> **Aim of the task**: Could you print every record below exactly as it appears?

Data about app and page elements:
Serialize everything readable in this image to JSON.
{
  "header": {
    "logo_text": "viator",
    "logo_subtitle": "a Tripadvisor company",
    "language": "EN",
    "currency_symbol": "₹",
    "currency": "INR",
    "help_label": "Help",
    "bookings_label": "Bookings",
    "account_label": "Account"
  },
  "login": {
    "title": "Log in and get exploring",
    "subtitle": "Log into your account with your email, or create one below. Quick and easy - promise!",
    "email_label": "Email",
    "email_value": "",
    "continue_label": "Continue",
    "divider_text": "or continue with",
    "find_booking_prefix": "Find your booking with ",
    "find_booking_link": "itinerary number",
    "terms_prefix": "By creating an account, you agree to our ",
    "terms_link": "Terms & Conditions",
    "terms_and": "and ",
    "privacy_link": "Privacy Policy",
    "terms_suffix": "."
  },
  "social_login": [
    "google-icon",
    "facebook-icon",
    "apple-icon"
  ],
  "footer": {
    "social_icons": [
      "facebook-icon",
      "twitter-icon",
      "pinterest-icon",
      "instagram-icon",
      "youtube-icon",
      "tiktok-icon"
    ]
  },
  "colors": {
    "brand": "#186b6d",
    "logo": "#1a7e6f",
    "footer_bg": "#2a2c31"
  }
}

> **Answer section**:
Serialize everything readable in this image to JSON.
{
  "header": {
    "logo_text": "viator",
    "logo_subtitle": "a Tripadvisor company",
    "language": "EN",
    "currency_symbol": "₹",
    "currency": "INR",
    "help_label": "Help",
    "bookings_label": "Bookings",
    "account_label": "Account"
  },
  "login": {
    "title": "Log in and get exploring",
    "subtitle": "Log into your account with your email, or create one below. Quick and easy - promise!",
    "email_label": "Email",
    "email_value": "",
    "continue_label": "Continue",
    "divider_text": "or continue with",
    "find_booking_prefix": "Find your booking with ",
    "find_booking_link": "itinerary number",
    "terms_prefix": "By creating an account, you agree to our ",
    "terms_link": "Terms & Conditions",
    "terms_and": "and ",
    "privacy_link": "Privacy Policy",
    "terms_suffix": "."
  },
  "social_login": [
    "google-icon",
    "facebook-icon",
    "apple-icon"
  ],
  "footer": {
    "social_icons": [
      "facebook-icon",
      "twitter-icon",
      "pinterest-icon",
      "instagram-icon",
      "youtube-icon",
      "tiktok-icon"
    ]
  },
  "colors": {
    "brand": "#186b6d",
    "logo": "#1a7e6f",
    "footer_bg": "#2a2c31"
  }
}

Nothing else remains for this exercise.